Make a template out that will fit over the work and sit on the bed with markings every 90 degrees. Drill the first hole and then put in a pin of some kind in so you can rotate the work and get it accurate with the template.
Just a few thoughts.
Cheers
Paul

RETIRED
2nd Nov 2004, 07:52 PM
Will post a photo tomorrow of how I do it. Simple when you know how. :D

barnsey
3rd Nov 2004, 10:29 AM
Ian,

My thoughts for what they are worth,

Use your indexing to mark out where the holes are to be - that way you get to chose where you want to put then, ie with the grain etc. ;)

Then remove the piece to the drill press and use a V-Block to hold the piece steady and your holes should be perfect. :)

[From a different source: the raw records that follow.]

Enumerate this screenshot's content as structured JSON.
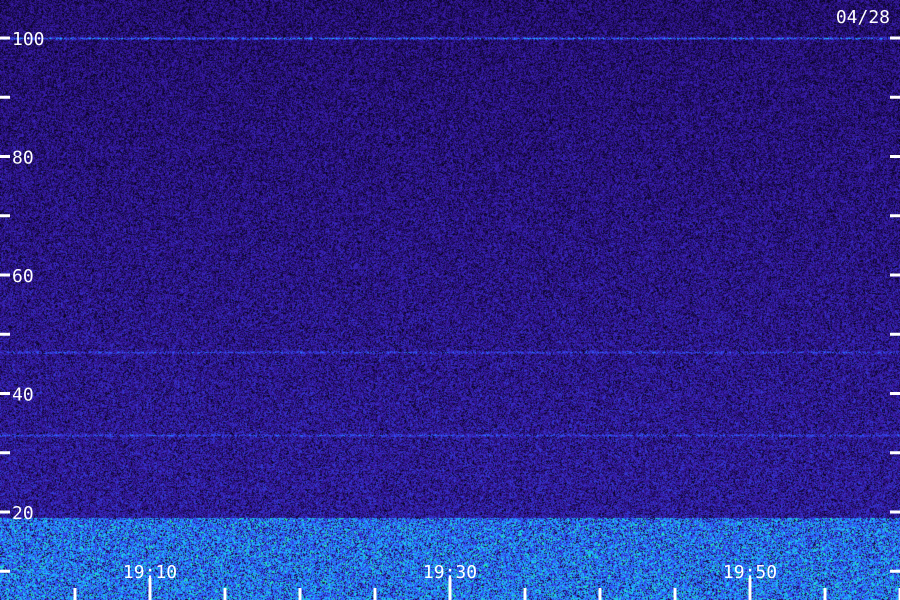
{
  "date_label": "04/28",
  "chart_data": {
    "type": "heatmap",
    "title": "",
    "xlabel": "",
    "ylabel": "",
    "x_tick_labels": [
      "19:10",
      "19:30",
      "19:50"
    ],
    "x_major_ticks": [
      "19:10",
      "19:30",
      "19:50"
    ],
    "x_minor_tick_count_between_labels": 3,
    "y_tick_labels": [
      "100",
      "80",
      "60",
      "40",
      "20"
    ],
    "y_ticks": [
      100,
      90,
      80,
      70,
      60,
      50,
      40,
      30,
      20,
      10
    ],
    "ylim": [
      10,
      105
    ],
    "xlim": [
      "19:05",
      "19:55"
    ],
    "features": [
      {
        "kind": "horizontal_line",
        "y": 100,
        "intensity": "medium",
        "color": "#3f6dff"
      },
      {
        "kind": "horizontal_line",
        "y": 33,
        "intensity": "low",
        "color": "#3b62ff"
      },
      {
        "kind": "horizontal_line",
        "y": 47,
        "intensity": "low",
        "color": "#3552e6"
      },
      {
        "kind": "band",
        "y_range": [
          10,
          19
        ],
        "intensity": "high",
        "color": "#2cf58a"
      }
    ],
    "colormap": [
      "#000000",
      "#1a0a55",
      "#3a1aa8",
      "#2f55ff",
      "#1ad0ff",
      "#2cf58a"
    ]
  }
}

If this makes no sense at all then contact me and I'll try and explain it more clearly :rolleyes:

Jamie

TimberNut
3rd Nov 2004, 10:32 AM
thanks guys for the input.

Always wanting to test my limits and always looking for more accurate ways to do the same thing.

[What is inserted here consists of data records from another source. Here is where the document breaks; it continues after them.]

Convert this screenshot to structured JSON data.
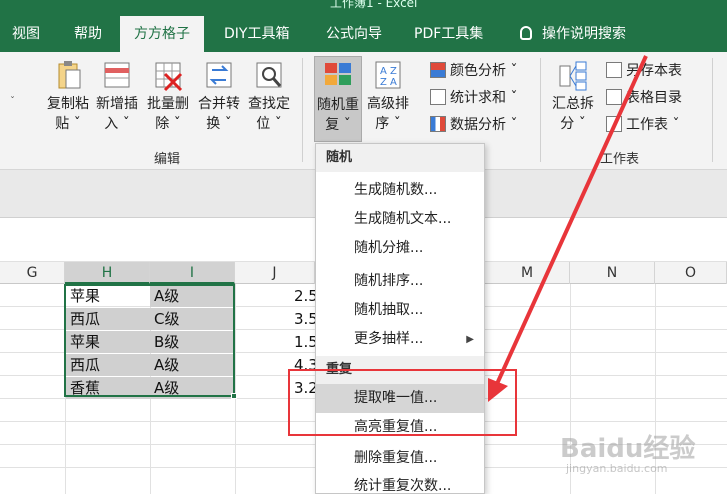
{
  "window": {
    "title": "工作簿1 - Excel"
  },
  "tabs": [
    {
      "label": "视图"
    },
    {
      "label": "帮助"
    },
    {
      "label": "方方格子"
    },
    {
      "label": "DIY工具箱"
    },
    {
      "label": "公式向导"
    },
    {
      "label": "PDF工具集"
    },
    {
      "label": "操作说明搜索"
    }
  ],
  "ribbon": {
    "buttons": [
      {
        "line1": "复制粘",
        "line2": "贴 ˇ"
      },
      {
        "line1": "新增插",
        "line2": "入 ˇ"
      },
      {
        "line1": "批量删",
        "line2": "除 ˇ"
      },
      {
        "line1": "合并转",
        "line2": "换 ˇ"
      },
      {
        "line1": "查找定",
        "line2": "位 ˇ"
      },
      {
        "line1": "随机重",
        "line2": "复 ˇ"
      },
      {
        "line1": "高级排",
        "line2": "序 ˇ"
      }
    ],
    "small_items": [
      {
        "label": "颜色分析 ˇ"
      },
      {
        "label": "统计求和 ˇ"
      },
      {
        "label": "数据分析 ˇ"
      }
    ],
    "summary_button": {
      "line1": "汇总拆",
      "line2": "分 ˇ"
    },
    "sheet_items": [
      {
        "label": "另存本表"
      },
      {
        "label": "表格目录"
      },
      {
        "label": "工作表 ˇ"
      }
    ],
    "group_labels": {
      "edit": "编辑",
      "sheet": "工作表"
    }
  },
  "grid": {
    "columns": [
      {
        "label": "G"
      },
      {
        "label": "H"
      },
      {
        "label": "I"
      },
      {
        "label": "J"
      },
      {
        "label": "M"
      },
      {
        "label": "N"
      },
      {
        "label": "O"
      }
    ],
    "rows": [
      {
        "h": "苹果",
        "i": "A级",
        "j": "2.5"
      },
      {
        "h": "西瓜",
        "i": "C级",
        "j": "3.5"
      },
      {
        "h": "苹果",
        "i": "B级",
        "j": "1.5"
      },
      {
        "h": "西瓜",
        "i": "A级",
        "j": "4.3"
      },
      {
        "h": "香蕉",
        "i": "A级",
        "j": "3.2"
      }
    ]
  },
  "menu": {
    "section1": "随机",
    "items1": [
      {
        "label": "生成随机数..."
      },
      {
        "label": "生成随机文本..."
      },
      {
        "label": "随机分摊..."
      },
      {
        "label": "随机排序..."
      },
      {
        "label": "随机抽取..."
      },
      {
        "label": "更多抽样..."
      }
    ],
    "section2": "重复",
    "items2": [
      {
        "label": "提取唯一值..."
      },
      {
        "label": "高亮重复值..."
      },
      {
        "label": "删除重复值..."
      },
      {
        "label": "统计重复次数..."
      }
    ]
  },
  "colors": {
    "excel_green": "#217346",
    "annotation_red": "#e8353a"
  },
  "watermark": {
    "text": "Baidu经验",
    "sub": "jingyan.baidu.com"
  }
}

Any pics / diagrams you guys want to post will be happily viewed.
I know I could get it close, but this piece kind of warrants 'exact'.

I'll post a piccy of it when I get it done.

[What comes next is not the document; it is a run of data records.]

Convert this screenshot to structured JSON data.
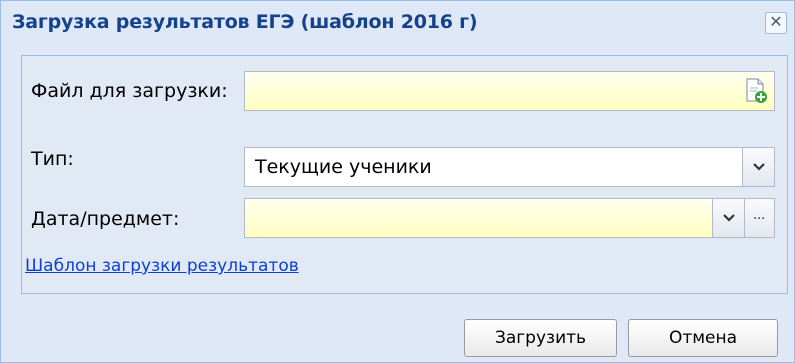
{
  "window": {
    "title": "Загрузка результатов ЕГЭ (шаблон 2016 г)",
    "close_glyph": "✕"
  },
  "form": {
    "file_label": "Файл для загрузки:",
    "file_value": "",
    "type_label": "Тип:",
    "type_value": "Текущие ученики",
    "date_subject_label": "Дата/предмет:",
    "date_subject_value": "",
    "more_glyph": "···"
  },
  "template_link": "Шаблон загрузки результатов",
  "buttons": {
    "upload": "Загрузить",
    "cancel": "Отмена"
  },
  "colors": {
    "required_field_bg": "#ffffcc",
    "title_color": "#15428b",
    "link_color": "#0b3fd6",
    "border": "#99bbe8"
  }
}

scooter
4th Nov 2004, 11:25 AM
What about one of those spring loaded drill attachments (about $20 at Bunnings I think) that help you drill perpendicular to the surface. Possible rig up above the piece in the lathe.

Sean

Sturdee
4th Nov 2004, 06:44 PM
You could built a jig for your drill press.

All you need is a board to which you fix some cleats to keep the turned piece in place, fix it to the drillpress table and clamp the piece in place.

Drill your first hole right through. Then insert a dowel into the hole, ease the clamp a little bit and turn it till it is at 90 degrees to the drill bit, tighten the clamp and drill the second hole.

I made my jig using V-blocks instead of cleats. Practice a few times with scraps and in no time you will get the hang of it.

Sorry, no pictures as the camera is not available for a few days.


Peter.

RETIRED
4th Nov 2004, 08:18 PM
Step 1: Mount a square bit of hardwood in the lathe that is long enough to reach from the bed to above the centre height. I use 45mm square.

Step 2: Measure height of tool post and subtract 5mm.

Step 3: Turn the timber down to the Diam. of the pool post. As you can see I use a spanner as a sizing tool. Make sure that you have a square edge where it goes to round. This ensures that it always locates in the same place.

Step 4: Remove the tool rest and test fit the timber in the post. If it doesn't fit, sand to size.

See next panel.

RETIRED
4th Nov 2004, 08:20 PM
Step 5: Fit a Jacobs chuck into the headstock with the appropriate size drill.

Step 6: Use the tailstock without a centre to push the timber into the drill using one flat of the timber. This allows it to drill at right angles to the timber.

You now have a drill guide that is dead centre of the lathe and if your timber is square you just angle it to whatever angle you want. Ours are made of steel.

I hope this helps.

TimberNut
5th Nov 2004, 10:24 AM
! damn easy when you know how!

I used your idea and am quite pleased with the result. This technique combined with an indexing head solves problem perfectly!

I have attached a picture of the (almost) finished product. several more light sandings and coats to go. should be ready by xmas! ;)

anyone else out there into spirals?

RETIRED
5th Nov 2004, 07:57 PM
No probs, glad I could help.

Looks good.